Overview This is the second part of the introduction to ggplot2, written for the palaeobiology master students at Uni Erlangen. You can find the first part on the evolvED homepage. Here, we will dive a little bit deeper into ggplot2 and see how we can modify the default output of ggplot. In the end you will be able to personalise a plot to fit your needs, enabling you to produce publication ready plots within the R environment.

Introduction to ggplot2 (Part I)

Overview This document will give you a short introduction to the wonderful world of ggplot2. Before you fight your way through this document, take a look at some of the best visualisations from 2019 produced with ggplot. Just think of the struggle to produce those in base R. Here, we will deal with the basics and the most important aspects of the package. Each constituent of a graphic is explained shortly and a few examples will hopefully demonstrate how to use the learned input.

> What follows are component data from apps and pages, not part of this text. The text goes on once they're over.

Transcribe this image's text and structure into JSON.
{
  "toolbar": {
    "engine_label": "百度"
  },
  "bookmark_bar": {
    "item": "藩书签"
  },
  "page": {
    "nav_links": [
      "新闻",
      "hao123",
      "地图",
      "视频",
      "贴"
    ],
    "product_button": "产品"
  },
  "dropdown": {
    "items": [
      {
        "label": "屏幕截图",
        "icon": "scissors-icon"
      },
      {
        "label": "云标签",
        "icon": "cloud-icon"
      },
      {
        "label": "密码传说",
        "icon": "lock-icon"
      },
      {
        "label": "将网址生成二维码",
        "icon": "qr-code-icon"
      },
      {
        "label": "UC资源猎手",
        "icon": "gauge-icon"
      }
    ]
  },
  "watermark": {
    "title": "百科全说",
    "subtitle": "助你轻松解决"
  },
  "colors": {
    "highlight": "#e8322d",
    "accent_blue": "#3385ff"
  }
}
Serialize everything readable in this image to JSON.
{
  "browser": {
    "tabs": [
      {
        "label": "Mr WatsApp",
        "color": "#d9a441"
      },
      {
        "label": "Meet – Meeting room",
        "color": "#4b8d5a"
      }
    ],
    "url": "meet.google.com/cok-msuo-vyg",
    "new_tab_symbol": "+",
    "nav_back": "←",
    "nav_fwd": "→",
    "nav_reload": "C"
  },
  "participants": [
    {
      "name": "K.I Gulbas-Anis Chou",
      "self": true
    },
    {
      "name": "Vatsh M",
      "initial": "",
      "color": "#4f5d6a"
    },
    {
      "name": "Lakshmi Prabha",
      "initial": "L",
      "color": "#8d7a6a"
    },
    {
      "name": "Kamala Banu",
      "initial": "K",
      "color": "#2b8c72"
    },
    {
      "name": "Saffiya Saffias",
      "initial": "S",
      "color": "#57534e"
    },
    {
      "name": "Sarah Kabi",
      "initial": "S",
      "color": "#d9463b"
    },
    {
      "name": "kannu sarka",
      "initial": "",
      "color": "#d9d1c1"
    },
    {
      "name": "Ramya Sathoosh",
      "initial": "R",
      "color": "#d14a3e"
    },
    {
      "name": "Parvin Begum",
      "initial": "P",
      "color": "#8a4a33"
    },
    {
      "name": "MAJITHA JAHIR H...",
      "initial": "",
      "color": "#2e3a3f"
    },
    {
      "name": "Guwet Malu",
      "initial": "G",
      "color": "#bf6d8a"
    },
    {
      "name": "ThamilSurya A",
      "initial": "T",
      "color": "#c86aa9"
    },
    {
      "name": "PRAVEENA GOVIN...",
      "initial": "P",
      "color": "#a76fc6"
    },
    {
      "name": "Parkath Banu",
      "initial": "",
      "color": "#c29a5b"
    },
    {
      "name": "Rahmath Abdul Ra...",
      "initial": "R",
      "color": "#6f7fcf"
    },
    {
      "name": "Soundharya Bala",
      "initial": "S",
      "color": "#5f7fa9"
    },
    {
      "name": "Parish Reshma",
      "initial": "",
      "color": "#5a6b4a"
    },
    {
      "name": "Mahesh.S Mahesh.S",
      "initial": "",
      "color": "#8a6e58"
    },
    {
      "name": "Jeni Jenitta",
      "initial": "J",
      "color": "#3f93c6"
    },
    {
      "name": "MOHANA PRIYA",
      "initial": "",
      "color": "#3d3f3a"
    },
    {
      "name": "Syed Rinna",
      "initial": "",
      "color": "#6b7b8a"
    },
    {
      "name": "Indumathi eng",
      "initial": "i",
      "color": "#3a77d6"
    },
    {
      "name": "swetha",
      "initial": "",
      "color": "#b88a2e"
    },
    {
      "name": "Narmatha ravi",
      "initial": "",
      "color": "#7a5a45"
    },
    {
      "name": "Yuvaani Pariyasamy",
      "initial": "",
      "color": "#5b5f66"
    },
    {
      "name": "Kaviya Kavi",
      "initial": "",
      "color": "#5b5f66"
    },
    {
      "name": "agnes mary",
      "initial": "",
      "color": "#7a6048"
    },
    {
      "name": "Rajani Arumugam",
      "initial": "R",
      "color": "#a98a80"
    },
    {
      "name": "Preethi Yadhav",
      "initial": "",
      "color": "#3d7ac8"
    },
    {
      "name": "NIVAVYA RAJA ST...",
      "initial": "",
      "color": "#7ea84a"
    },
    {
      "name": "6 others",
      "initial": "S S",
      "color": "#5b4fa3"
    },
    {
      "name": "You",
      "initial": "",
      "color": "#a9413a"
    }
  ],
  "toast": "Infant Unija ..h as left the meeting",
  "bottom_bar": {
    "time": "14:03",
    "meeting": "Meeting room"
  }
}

Using count data with subsample() function of the divDyn package.

Although the subsample() function was developed for estimating turnover rates and diversity changes over multiple time intervals, it was adapted to execute subsampling on single samples. Let’s say that we have a sample of 20 species, where species have the following number of specimens: # counts of specimens counts <- c(35,19,13,9,6,4,2,2,2,2,2,2,2,1,1,1,1,1,1,1) Preparing data The current version of divDyn can only accept extended formats for ecological samples. This means that every specimen (identity) has to be present as a separate object.


Global Triangular and Penta-Hexagonal Grids Based on Tessellated Icosahedra

Using data from the PaleoMAP project with chronosphere 0.1.3

Using data from the PaleoMAP project with chrnosphere 0.1.3


Distribution of earth system history variables


Diversity Dynamics using Fossil Sampling Data

The r package divDyn for quantifying diversity dynamics using fossil sampling data

With the help of the core function and standard subsampling options, we revisit the hypothesis of declining taxonomic rates over time, mass extinctions and equilibrial diversity dynamics and assess their methodological dependency.